I love short stories so much.  There is something about a good short story that cuts right through me.  I love reading them, but even more I love hearing author’s read their work.  Last summer I listened to a podcast where Miranda July read an excerpt from “Mon Plaisir” (part of her book No One Belongs Here More Than You).  I did some scouting and I think the podcast is part of the iTunes Meet the Author series.  The story is so beautiful, but hearing the author read, hearing her say the words like she hears them when she wrote them, it makes the experience magical.  And that was even listening to a podcast.  When Munoz read part of his story (he didn’t want to read all of it, for fear that we’d get bored), I cried.  It was so beautiful and moving.  His stories have such earnest portrayals of characters, especially ones that are split between the LGBT community and the latino community.  When he was trying to get his first book published, he had a lot of trouble because publishers couldn’t put it into one category or another.  Gay publishers weren’t sure if it would sell, latino publishers weren’t sure if it would sell, despite the fact that many of his stories had been published individually in big name periodicals.  When he spoke to us he talked about the period where he wanted to give up, but thank god he didn’t because he is so talented and his work is remarkable.  I highly recommend picking up Zigzagger of the Faith Healer of Olive Avenue.

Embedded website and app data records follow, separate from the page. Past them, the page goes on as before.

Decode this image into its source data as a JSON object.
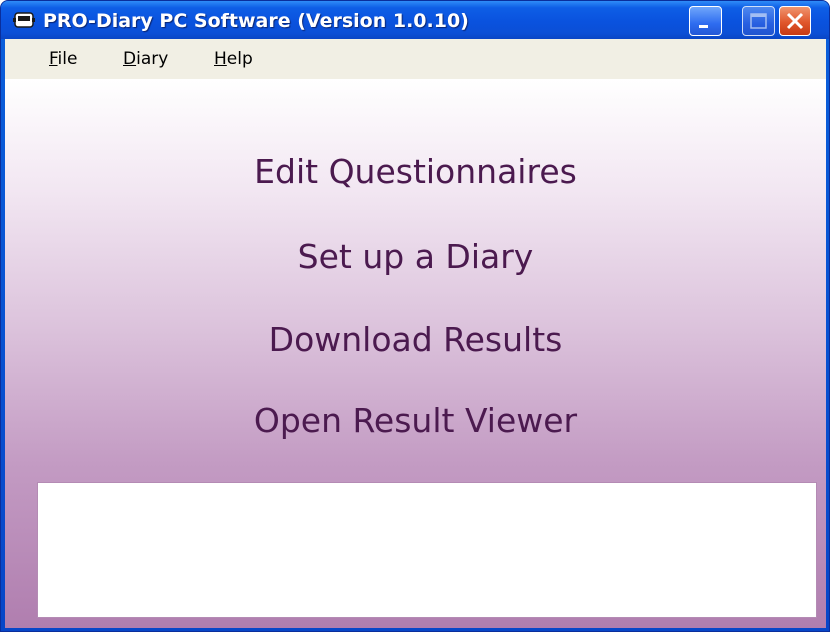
{
  "window": {
    "title": "PRO-Diary PC Software (Version 1.0.10)",
    "app_icon": "pro-diary-device-icon"
  },
  "controls": {
    "minimize_icon": "minimize-icon",
    "maximize_icon": "maximize-icon",
    "close_icon": "close-icon"
  },
  "menu": {
    "items": [
      {
        "accel": "F",
        "rest": "ile"
      },
      {
        "accel": "D",
        "rest": "iary"
      },
      {
        "accel": "H",
        "rest": "elp"
      }
    ]
  },
  "actions": {
    "edit_questionnaires": "Edit Questionnaires",
    "set_up_diary": "Set up a Diary",
    "download_results": "Download Results",
    "open_result_viewer": "Open Result Viewer"
  },
  "status_panel": {
    "text": ""
  },
  "colors": {
    "titlebar": "#0a52de",
    "menubar": "#f1efe4",
    "action_text": "#4b1a4f",
    "gradient_bottom": "#b07eaf"
  }
}
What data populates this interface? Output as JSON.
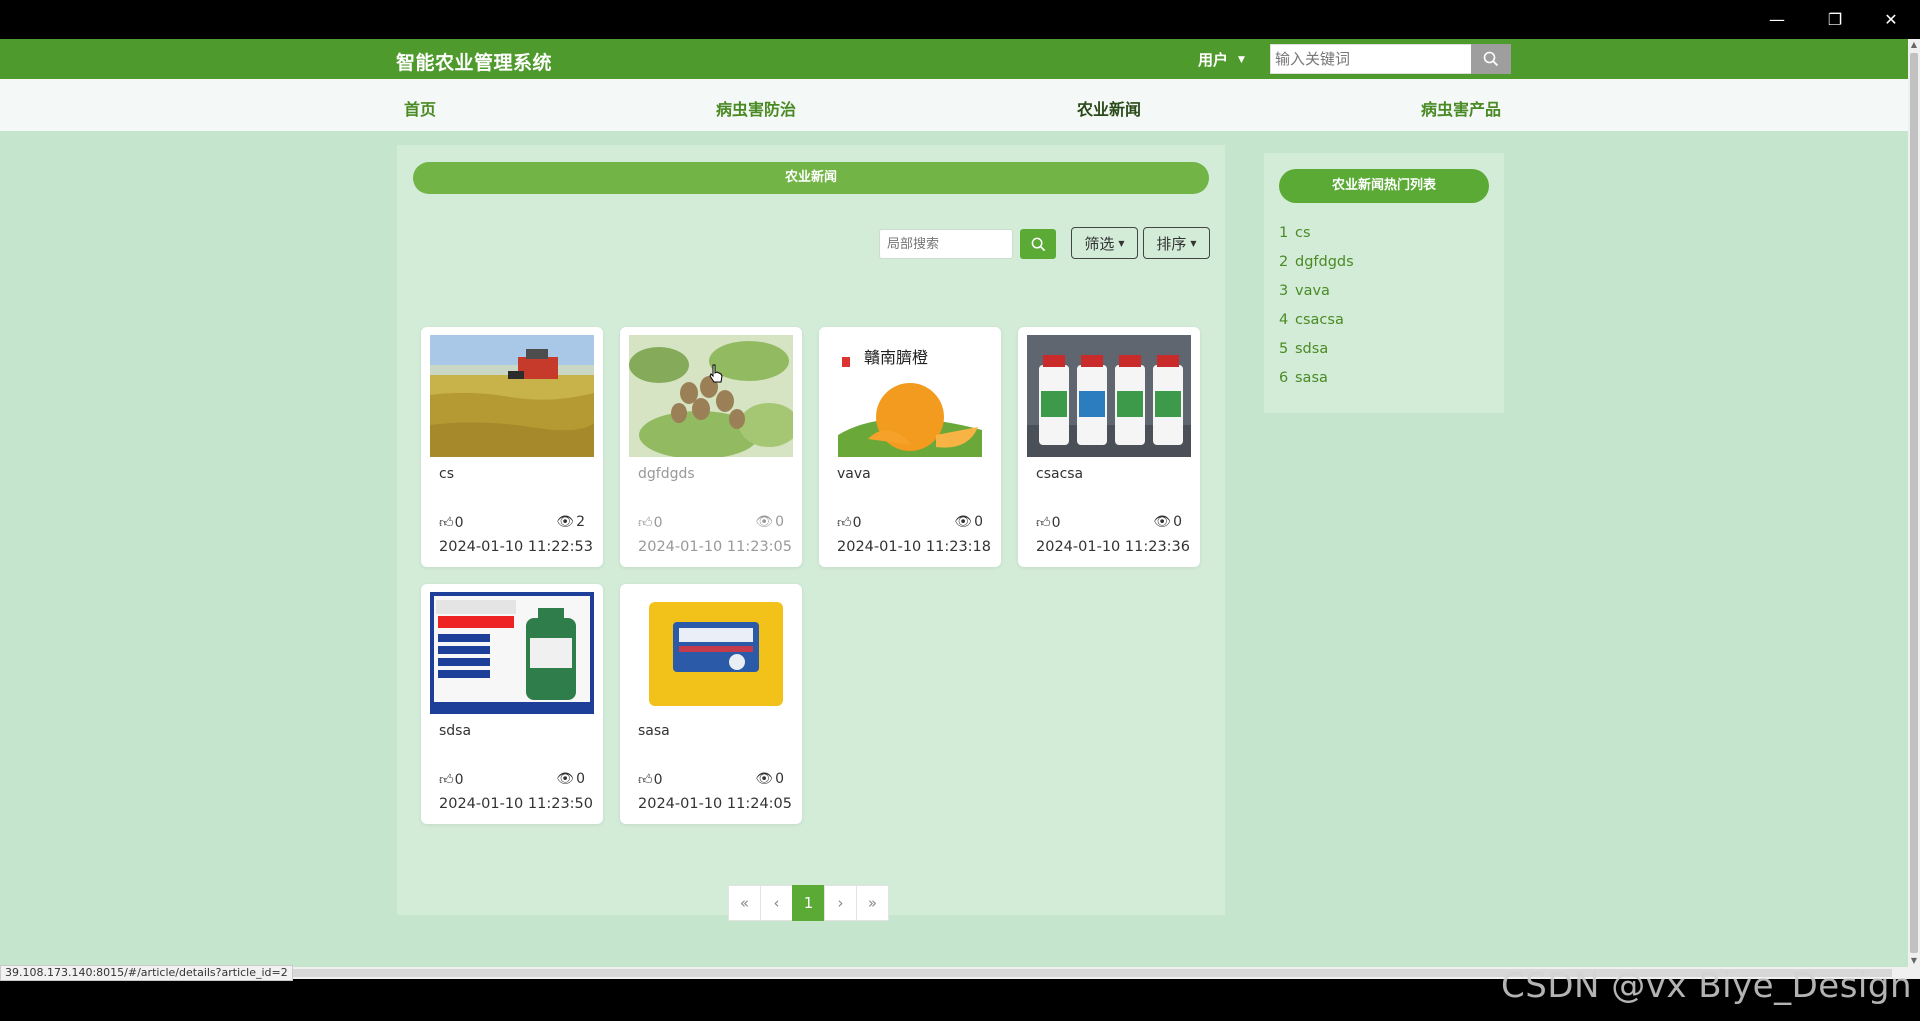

At NCECA Kelly moderated a panel on a collaborative project coordinated by the Northern Clay Center.  Six artists (Margaret Bohls, Sam Chung, Deborah Schwartzkopf, Andrew Martin, Maren Kloppmann, and Andy Brayman) that worked in cone 10 porcelain created a series of works, shipped them off to the other artists, and glazed the other artists’ pieces.  The project is based on the exquisite corpse idea that originated with those goofy cats the Surrealists.

Our NCECA group trekked out to the Perkins Center for the Arts in Collingswood, NJ to see the second iteration of the exhibit.  It was wonderful.  The artists collaborated so beautifully and responded so exceptionally to the other artists’ forms, applying their style in response to someone else’s object.  It was so interesting to see a spread of the same form glazed in vastly different ways.  Many of the artists’ styles are easily identifiable, and it was fun to go through the show and track different artists’ approaches.  It was also great to hear the artists’ thoughts about collaboration.  Andrew Martin glazed one of Margaret Bohls’ pots, which was so jarring because their styles are radically different.  She initially hated it, but eventually it grew on her and became one of her favorite pieces.   We also had the opportunity to talk to the artists, which was definitely the best part.  They were all super nice.  At first most of us were too timid to talk to them (it felt like approaching a celebrity), but Kelly introduced us and then there was no stopping us.  Being eager ceramics students, we had a lot of questions about construction and glazing.  We could ask Kelly or make guesses of our own, but nothing compares to being able to approach an artist and ask them about their process.   Visiting this exhibit was a really wonderful experience in so many ways.   It was also my first time in New Jersey, which is cool too.

I submitted a print to the upcoming Bodies publication from the GSC (my current place of employ).  It is an intaglio  print (an engraving specifically) I did in intro printmaking two spring terms ago.  It was part of a book called “These Things Are Formative”, portraits of bodies with text about an experience that influenced their life/body.  I did a self portrait about me + narcolepsy which I have retitled for Bodies “I used to be a morning person and now I have narcolepsy”.  It’s loosly based on a photo that a friend took of me when I had accidentally fallen asleep while sitting in a chair in the KRLX record library.

I used to be a morning person and now I have narcolepsy, intaglio print, 2008

Bodies comes out soon.  Check out the publications section of the GSC website to read our previous publications, When I Knew and Drag.


There was an error retrieving images from Instagram. An attempt will be remade in a few minutes.